**Problem**
Could you write the entries out again, exactly as they appear?

::: Listed records :::

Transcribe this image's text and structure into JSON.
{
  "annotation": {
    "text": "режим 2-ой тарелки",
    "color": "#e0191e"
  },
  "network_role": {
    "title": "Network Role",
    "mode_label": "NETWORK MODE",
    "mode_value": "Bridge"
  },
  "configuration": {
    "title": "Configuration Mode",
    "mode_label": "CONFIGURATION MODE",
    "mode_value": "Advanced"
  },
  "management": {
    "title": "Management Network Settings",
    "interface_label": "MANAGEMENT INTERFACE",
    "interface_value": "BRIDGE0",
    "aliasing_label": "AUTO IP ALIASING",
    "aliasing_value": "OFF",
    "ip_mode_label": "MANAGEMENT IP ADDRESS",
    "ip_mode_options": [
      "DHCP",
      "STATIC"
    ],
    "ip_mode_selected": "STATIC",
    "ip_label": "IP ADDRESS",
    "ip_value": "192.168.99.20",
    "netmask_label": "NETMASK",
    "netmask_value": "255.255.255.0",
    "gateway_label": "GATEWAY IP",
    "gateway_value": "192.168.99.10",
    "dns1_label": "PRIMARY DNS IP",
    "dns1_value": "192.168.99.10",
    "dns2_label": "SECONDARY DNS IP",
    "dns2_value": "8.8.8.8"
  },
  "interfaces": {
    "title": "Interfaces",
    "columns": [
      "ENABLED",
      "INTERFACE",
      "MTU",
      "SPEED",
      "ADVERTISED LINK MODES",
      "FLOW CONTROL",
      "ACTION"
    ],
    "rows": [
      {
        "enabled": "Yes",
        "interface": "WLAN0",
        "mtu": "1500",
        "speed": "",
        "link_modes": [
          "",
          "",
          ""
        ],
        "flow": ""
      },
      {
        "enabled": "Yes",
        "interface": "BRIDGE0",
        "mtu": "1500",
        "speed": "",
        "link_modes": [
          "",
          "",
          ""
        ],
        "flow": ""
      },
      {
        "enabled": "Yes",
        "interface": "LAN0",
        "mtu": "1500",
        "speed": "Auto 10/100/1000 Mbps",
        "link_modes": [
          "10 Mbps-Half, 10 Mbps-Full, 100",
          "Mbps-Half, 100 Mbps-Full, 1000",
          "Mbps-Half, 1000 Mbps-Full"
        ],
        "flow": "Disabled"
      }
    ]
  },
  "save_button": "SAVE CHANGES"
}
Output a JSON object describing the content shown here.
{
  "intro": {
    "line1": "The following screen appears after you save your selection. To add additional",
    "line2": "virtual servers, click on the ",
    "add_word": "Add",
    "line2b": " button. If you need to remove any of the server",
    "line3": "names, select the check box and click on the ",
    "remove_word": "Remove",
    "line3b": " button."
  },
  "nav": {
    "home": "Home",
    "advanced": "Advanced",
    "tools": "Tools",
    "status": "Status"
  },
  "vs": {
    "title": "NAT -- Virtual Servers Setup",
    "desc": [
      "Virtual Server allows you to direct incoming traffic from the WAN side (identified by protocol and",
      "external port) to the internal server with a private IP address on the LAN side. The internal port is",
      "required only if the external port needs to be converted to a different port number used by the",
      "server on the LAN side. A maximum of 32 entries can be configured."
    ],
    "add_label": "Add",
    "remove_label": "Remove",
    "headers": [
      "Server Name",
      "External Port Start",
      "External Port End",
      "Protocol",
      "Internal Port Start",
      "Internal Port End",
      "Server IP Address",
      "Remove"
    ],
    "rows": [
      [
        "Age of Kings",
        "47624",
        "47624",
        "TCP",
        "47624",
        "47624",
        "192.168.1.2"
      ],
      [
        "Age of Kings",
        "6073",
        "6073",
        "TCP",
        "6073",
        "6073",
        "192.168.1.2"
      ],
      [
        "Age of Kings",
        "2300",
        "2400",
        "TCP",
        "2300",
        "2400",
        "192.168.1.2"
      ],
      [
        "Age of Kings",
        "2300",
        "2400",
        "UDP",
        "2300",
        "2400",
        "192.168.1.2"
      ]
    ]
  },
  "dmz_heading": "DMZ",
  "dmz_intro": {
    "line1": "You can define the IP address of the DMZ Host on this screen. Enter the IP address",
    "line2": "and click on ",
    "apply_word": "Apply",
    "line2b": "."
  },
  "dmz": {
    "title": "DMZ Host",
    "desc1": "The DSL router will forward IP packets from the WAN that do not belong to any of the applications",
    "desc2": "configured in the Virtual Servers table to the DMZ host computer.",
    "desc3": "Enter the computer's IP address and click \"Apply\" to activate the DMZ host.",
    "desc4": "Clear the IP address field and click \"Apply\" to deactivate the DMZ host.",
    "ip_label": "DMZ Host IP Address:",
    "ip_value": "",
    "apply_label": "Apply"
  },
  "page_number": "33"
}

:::

**Worked solution**
Transcribe this image's text and structure into JSON.
{
  "annotation": {
    "text": "режим 2-ой тарелки",
    "color": "#e0191e"
  },
  "network_role": {
    "title": "Network Role",
    "mode_label": "NETWORK MODE",
    "mode_value": "Bridge"
  },
  "configuration": {
    "title": "Configuration Mode",
    "mode_label": "CONFIGURATION MODE",
    "mode_value": "Advanced"
  },
  "management": {
    "title": "Management Network Settings",
    "interface_label": "MANAGEMENT INTERFACE",
    "interface_value": "BRIDGE0",
    "aliasing_label": "AUTO IP ALIASING",
    "aliasing_value": "OFF",
    "ip_mode_label": "MANAGEMENT IP ADDRESS",
    "ip_mode_options": [
      "DHCP",
      "STATIC"
    ],
    "ip_mode_selected": "STATIC",
    "ip_label": "IP ADDRESS",
    "ip_value": "192.168.99.20",
    "netmask_label": "NETMASK",
    "netmask_value": "255.255.255.0",
    "gateway_label": "GATEWAY IP",
    "gateway_value": "192.168.99.10",
    "dns1_label": "PRIMARY DNS IP",
    "dns1_value": "192.168.99.10",
    "dns2_label": "SECONDARY DNS IP",
    "dns2_value": "8.8.8.8"
  },
  "interfaces": {
    "title": "Interfaces",
    "columns": [
      "ENABLED",
      "INTERFACE",
      "MTU",
      "SPEED",
      "ADVERTISED LINK MODES",
      "FLOW CONTROL",
      "ACTION"
    ],
    "rows": [
      {
        "enabled": "Yes",
        "interface": "WLAN0",
        "mtu": "1500",
        "speed": "",
        "link_modes": [
          "",
          "",
          ""
        ],
        "flow": ""
      },
      {
        "enabled": "Yes",
        "interface": "BRIDGE0",
        "mtu": "1500",
        "speed": "",
        "link_modes": [
          "",
          "",
          ""
        ],
        "flow": ""
      },
      {
        "enabled": "Yes",
        "interface": "LAN0",
        "mtu": "1500",
        "speed": "Auto 10/100/1000 Mbps",
        "link_modes": [
          "10 Mbps-Half, 10 Mbps-Full, 100",
          "Mbps-Half, 100 Mbps-Full, 1000",
          "Mbps-Half, 1000 Mbps-Full"
        ],
        "flow": "Disabled"
      }
    ]
  },
  "save_button": "SAVE CHANGES"
}
Output a JSON object describing the content shown here.
{
  "intro": {
    "line1": "The following screen appears after you save your selection. To add additional",
    "line2": "virtual servers, click on the ",
    "add_word": "Add",
    "line2b": " button. If you need to remove any of the server",
    "line3": "names, select the check box and click on the ",
    "remove_word": "Remove",
    "line3b": " button."
  },
  "nav": {
    "home": "Home",
    "advanced": "Advanced",
    "tools": "Tools",
    "status": "Status"
  },
  "vs": {
    "title": "NAT -- Virtual Servers Setup",
    "desc": [
      "Virtual Server allows you to direct incoming traffic from the WAN side (identified by protocol and",
      "external port) to the internal server with a private IP address on the LAN side. The internal port is",
      "required only if the external port needs to be converted to a different port number used by the",
      "server on the LAN side. A maximum of 32 entries can be configured."
    ],
    "add_label": "Add",
    "remove_label": "Remove",
    "headers": [
      "Server Name",
      "External Port Start",
      "External Port End",
      "Protocol",
      "Internal Port Start",
      "Internal Port End",
      "Server IP Address",
      "Remove"
    ],
    "rows": [
      [
        "Age of Kings",
        "47624",
        "47624",
        "TCP",
        "47624",
        "47624",
        "192.168.1.2"
      ],
      [
        "Age of Kings",
        "6073",
        "6073",
        "TCP",
        "6073",
        "6073",
        "192.168.1.2"
      ],
      [
        "Age of Kings",
        "2300",
        "2400",
        "TCP",
        "2300",
        "2400",
        "192.168.1.2"
      ],
      [
        "Age of Kings",
        "2300",
        "2400",
        "UDP",
        "2300",
        "2400",
        "192.168.1.2"
      ]
    ]
  },
  "dmz_heading": "DMZ",
  "dmz_intro": {
    "line1": "You can define the IP address of the DMZ Host on this screen. Enter the IP address",
    "line2": "and click on ",
    "apply_word": "Apply",
    "line2b": "."
  },
  "dmz": {
    "title": "DMZ Host",
    "desc1": "The DSL router will forward IP packets from the WAN that do not belong to any of the applications",
    "desc2": "configured in the Virtual Servers table to the DMZ host computer.",
    "desc3": "Enter the computer's IP address and click \"Apply\" to activate the DMZ host.",
    "desc4": "Clear the IP address field and click \"Apply\" to deactivate the DMZ host.",
    "ip_label": "DMZ Host IP Address:",
    "ip_value": "",
    "apply_label": "Apply"
  },
  "page_number": "33"
}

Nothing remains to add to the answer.